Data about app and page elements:
★ ★ ★ ★ ★
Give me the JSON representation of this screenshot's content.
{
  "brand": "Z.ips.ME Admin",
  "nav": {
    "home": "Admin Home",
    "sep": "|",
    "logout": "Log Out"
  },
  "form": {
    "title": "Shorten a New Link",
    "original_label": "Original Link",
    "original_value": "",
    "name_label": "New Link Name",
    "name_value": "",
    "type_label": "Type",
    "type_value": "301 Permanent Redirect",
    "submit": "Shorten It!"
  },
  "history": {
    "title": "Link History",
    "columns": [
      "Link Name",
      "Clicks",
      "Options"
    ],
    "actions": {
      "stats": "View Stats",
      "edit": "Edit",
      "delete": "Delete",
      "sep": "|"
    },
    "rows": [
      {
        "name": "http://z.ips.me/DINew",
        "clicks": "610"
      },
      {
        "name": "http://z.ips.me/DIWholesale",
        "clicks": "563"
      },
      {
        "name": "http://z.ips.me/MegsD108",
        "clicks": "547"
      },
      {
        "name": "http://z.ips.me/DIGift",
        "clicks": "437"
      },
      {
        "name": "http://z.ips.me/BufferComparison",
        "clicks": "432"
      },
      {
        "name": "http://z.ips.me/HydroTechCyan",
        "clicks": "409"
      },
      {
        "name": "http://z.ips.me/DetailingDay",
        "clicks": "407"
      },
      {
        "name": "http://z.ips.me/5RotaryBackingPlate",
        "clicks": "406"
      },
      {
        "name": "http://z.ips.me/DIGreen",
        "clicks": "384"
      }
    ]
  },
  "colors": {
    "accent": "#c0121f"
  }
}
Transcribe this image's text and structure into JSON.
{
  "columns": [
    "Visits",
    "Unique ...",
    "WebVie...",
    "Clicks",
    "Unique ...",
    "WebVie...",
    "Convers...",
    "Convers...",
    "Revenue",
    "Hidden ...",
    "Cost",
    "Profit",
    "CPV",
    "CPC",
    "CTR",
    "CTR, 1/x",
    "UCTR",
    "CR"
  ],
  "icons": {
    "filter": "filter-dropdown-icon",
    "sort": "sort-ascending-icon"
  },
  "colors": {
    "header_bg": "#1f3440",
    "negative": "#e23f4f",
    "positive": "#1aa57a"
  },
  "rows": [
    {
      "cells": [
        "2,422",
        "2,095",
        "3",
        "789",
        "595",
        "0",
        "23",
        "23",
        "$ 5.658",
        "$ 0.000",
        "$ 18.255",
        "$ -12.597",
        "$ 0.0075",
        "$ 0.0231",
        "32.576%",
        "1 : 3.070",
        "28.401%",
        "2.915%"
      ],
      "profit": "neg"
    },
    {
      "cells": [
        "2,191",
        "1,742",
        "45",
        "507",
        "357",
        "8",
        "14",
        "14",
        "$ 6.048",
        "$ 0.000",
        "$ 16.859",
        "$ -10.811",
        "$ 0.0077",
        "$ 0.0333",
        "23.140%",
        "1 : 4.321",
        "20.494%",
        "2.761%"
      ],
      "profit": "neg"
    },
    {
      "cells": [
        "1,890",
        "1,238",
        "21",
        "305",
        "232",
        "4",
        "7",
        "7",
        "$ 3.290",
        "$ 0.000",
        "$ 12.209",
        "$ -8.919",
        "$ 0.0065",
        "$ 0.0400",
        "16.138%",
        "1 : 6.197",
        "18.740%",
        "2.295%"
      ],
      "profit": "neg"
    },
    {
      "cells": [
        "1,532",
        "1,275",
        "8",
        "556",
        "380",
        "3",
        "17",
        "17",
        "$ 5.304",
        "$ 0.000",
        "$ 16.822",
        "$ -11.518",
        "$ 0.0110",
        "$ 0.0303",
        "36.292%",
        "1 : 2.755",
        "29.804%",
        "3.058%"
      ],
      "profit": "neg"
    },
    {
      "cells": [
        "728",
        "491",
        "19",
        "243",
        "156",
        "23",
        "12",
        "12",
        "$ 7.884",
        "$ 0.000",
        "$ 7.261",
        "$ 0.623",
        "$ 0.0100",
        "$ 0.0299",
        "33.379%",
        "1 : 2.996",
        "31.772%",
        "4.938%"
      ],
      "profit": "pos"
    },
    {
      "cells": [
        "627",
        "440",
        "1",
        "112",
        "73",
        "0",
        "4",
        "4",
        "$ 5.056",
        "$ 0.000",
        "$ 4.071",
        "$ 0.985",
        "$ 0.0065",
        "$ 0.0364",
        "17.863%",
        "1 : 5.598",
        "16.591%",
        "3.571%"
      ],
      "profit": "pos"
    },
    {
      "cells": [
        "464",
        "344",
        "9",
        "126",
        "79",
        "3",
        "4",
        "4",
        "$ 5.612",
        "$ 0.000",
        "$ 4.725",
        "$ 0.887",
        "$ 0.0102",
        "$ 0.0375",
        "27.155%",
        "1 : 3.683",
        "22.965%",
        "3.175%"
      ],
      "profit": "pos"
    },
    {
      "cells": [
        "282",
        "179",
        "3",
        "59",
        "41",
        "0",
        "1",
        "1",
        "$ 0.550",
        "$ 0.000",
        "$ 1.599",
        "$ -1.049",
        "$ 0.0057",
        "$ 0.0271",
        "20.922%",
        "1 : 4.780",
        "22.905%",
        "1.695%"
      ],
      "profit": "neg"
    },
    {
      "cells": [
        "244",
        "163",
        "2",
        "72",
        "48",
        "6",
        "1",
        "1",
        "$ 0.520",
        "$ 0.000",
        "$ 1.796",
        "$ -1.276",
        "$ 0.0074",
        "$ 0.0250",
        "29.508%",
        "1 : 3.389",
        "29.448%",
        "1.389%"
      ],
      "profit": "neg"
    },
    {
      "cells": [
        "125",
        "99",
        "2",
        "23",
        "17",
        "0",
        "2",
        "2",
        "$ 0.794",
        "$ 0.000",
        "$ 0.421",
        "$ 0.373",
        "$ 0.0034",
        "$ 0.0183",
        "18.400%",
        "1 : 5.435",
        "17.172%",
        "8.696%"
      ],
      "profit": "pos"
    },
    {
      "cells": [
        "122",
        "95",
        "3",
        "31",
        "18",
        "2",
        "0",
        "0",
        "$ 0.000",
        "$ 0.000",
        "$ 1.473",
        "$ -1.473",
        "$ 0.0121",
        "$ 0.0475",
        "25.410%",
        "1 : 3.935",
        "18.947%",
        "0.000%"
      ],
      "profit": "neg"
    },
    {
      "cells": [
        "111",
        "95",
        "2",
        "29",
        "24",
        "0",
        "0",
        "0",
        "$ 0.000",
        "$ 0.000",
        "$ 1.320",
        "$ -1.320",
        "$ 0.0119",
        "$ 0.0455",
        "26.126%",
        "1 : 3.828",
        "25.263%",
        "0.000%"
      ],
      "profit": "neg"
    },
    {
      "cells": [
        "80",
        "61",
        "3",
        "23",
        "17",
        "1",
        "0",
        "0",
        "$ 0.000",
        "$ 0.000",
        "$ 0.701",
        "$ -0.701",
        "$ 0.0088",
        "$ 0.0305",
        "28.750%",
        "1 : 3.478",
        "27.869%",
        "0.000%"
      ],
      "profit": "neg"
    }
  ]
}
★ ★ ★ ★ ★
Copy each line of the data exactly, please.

Give me the JSON representation of this screenshot's content.
{
  "brand": "Z.ips.ME Admin",
  "nav": {
    "home": "Admin Home",
    "sep": "|",
    "logout": "Log Out"
  },
  "form": {
    "title": "Shorten a New Link",
    "original_label": "Original Link",
    "original_value": "",
    "name_label": "New Link Name",
    "name_value": "",
    "type_label": "Type",
    "type_value": "301 Permanent Redirect",
    "submit": "Shorten It!"
  },
  "history": {
    "title": "Link History",
    "columns": [
      "Link Name",
      "Clicks",
      "Options"
    ],
    "actions": {
      "stats": "View Stats",
      "edit": "Edit",
      "delete": "Delete",
      "sep": "|"
    },
    "rows": [
      {
        "name": "http://z.ips.me/DINew",
        "clicks": "610"
      },
      {
        "name": "http://z.ips.me/DIWholesale",
        "clicks": "563"
      },
      {
        "name": "http://z.ips.me/MegsD108",
        "clicks": "547"
      },
      {
        "name": "http://z.ips.me/DIGift",
        "clicks": "437"
      },
      {
        "name": "http://z.ips.me/BufferComparison",
        "clicks": "432"
      },
      {
        "name": "http://z.ips.me/HydroTechCyan",
        "clicks": "409"
      },
      {
        "name": "http://z.ips.me/DetailingDay",
        "clicks": "407"
      },
      {
        "name": "http://z.ips.me/5RotaryBackingPlate",
        "clicks": "406"
      },
      {
        "name": "http://z.ips.me/DIGreen",
        "clicks": "384"
      }
    ]
  },
  "colors": {
    "accent": "#c0121f"
  }
}
Transcribe this image's text and structure into JSON.
{
  "columns": [
    "Visits",
    "Unique ...",
    "WebVie...",
    "Clicks",
    "Unique ...",
    "WebVie...",
    "Convers...",
    "Convers...",
    "Revenue",
    "Hidden ...",
    "Cost",
    "Profit",
    "CPV",
    "CPC",
    "CTR",
    "CTR, 1/x",
    "UCTR",
    "CR"
  ],
  "icons": {
    "filter": "filter-dropdown-icon",
    "sort": "sort-ascending-icon"
  },
  "colors": {
    "header_bg": "#1f3440",
    "negative": "#e23f4f",
    "positive": "#1aa57a"
  },
  "rows": [
    {
      "cells": [
        "2,422",
        "2,095",
        "3",
        "789",
        "595",
        "0",
        "23",
        "23",
        "$ 5.658",
        "$ 0.000",
        "$ 18.255",
        "$ -12.597",
        "$ 0.0075",
        "$ 0.0231",
        "32.576%",
        "1 : 3.070",
        "28.401%",
        "2.915%"
      ],
      "profit": "neg"
    },
    {
      "cells": [
        "2,191",
        "1,742",
        "45",
        "507",
        "357",
        "8",
        "14",
        "14",
        "$ 6.048",
        "$ 0.000",
        "$ 16.859",
        "$ -10.811",
        "$ 0.0077",
        "$ 0.0333",
        "23.140%",
        "1 : 4.321",
        "20.494%",
        "2.761%"
      ],
      "profit": "neg"
    },
    {
      "cells": [
        "1,890",
        "1,238",
        "21",
        "305",
        "232",
        "4",
        "7",
        "7",
        "$ 3.290",
        "$ 0.000",
        "$ 12.209",
        "$ -8.919",
        "$ 0.0065",
        "$ 0.0400",
        "16.138%",
        "1 : 6.197",
        "18.740%",
        "2.295%"
      ],
      "profit": "neg"
    },
    {
      "cells": [
        "1,532",
        "1,275",
        "8",
        "556",
        "380",
        "3",
        "17",
        "17",
        "$ 5.304",
        "$ 0.000",
        "$ 16.822",
        "$ -11.518",
        "$ 0.0110",
        "$ 0.0303",
        "36.292%",
        "1 : 2.755",
        "29.804%",
        "3.058%"
      ],
      "profit": "neg"
    },
    {
      "cells": [
        "728",
        "491",
        "19",
        "243",
        "156",
        "23",
        "12",
        "12",
        "$ 7.884",
        "$ 0.000",
        "$ 7.261",
        "$ 0.623",
        "$ 0.0100",
        "$ 0.0299",
        "33.379%",
        "1 : 2.996",
        "31.772%",
        "4.938%"
      ],
      "profit": "pos"
    },
    {
      "cells": [
        "627",
        "440",
        "1",
        "112",
        "73",
        "0",
        "4",
        "4",
        "$ 5.056",
        "$ 0.000",
        "$ 4.071",
        "$ 0.985",
        "$ 0.0065",
        "$ 0.0364",
        "17.863%",
        "1 : 5.598",
        "16.591%",
        "3.571%"
      ],
      "profit": "pos"
    },
    {
      "cells": [
        "464",
        "344",
        "9",
        "126",
        "79",
        "3",
        "4",
        "4",
        "$ 5.612",
        "$ 0.000",
        "$ 4.725",
        "$ 0.887",
        "$ 0.0102",
        "$ 0.0375",
        "27.155%",
        "1 : 3.683",
        "22.965%",
        "3.175%"
      ],
      "profit": "pos"
    },
    {
      "cells": [
        "282",
        "179",
        "3",
        "59",
        "41",
        "0",
        "1",
        "1",
        "$ 0.550",
        "$ 0.000",
        "$ 1.599",
        "$ -1.049",
        "$ 0.0057",
        "$ 0.0271",
        "20.922%",
        "1 : 4.780",
        "22.905%",
        "1.695%"
      ],
      "profit": "neg"
    },
    {
      "cells": [
        "244",
        "163",
        "2",
        "72",
        "48",
        "6",
        "1",
        "1",
        "$ 0.520",
        "$ 0.000",
        "$ 1.796",
        "$ -1.276",
        "$ 0.0074",
        "$ 0.0250",
        "29.508%",
        "1 : 3.389",
        "29.448%",
        "1.389%"
      ],
      "profit": "neg"
    },
    {
      "cells": [
        "125",
        "99",
        "2",
        "23",
        "17",
        "0",
        "2",
        "2",
        "$ 0.794",
        "$ 0.000",
        "$ 0.421",
        "$ 0.373",
        "$ 0.0034",
        "$ 0.0183",
        "18.400%",
        "1 : 5.435",
        "17.172%",
        "8.696%"
      ],
      "profit": "pos"
    },
    {
      "cells": [
        "122",
        "95",
        "3",
        "31",
        "18",
        "2",
        "0",
        "0",
        "$ 0.000",
        "$ 0.000",
        "$ 1.473",
        "$ -1.473",
        "$ 0.0121",
        "$ 0.0475",
        "25.410%",
        "1 : 3.935",
        "18.947%",
        "0.000%"
      ],
      "profit": "neg"
    },
    {
      "cells": [
        "111",
        "95",
        "2",
        "29",
        "24",
        "0",
        "0",
        "0",
        "$ 0.000",
        "$ 0.000",
        "$ 1.320",
        "$ -1.320",
        "$ 0.0119",
        "$ 0.0455",
        "26.126%",
        "1 : 3.828",
        "25.263%",
        "0.000%"
      ],
      "profit": "neg"
    },
    {
      "cells": [
        "80",
        "61",
        "3",
        "23",
        "17",
        "1",
        "0",
        "0",
        "$ 0.000",
        "$ 0.000",
        "$ 0.701",
        "$ -0.701",
        "$ 0.0088",
        "$ 0.0305",
        "28.750%",
        "1 : 3.478",
        "27.869%",
        "0.000%"
      ],
      "profit": "neg"
    }
  ]
}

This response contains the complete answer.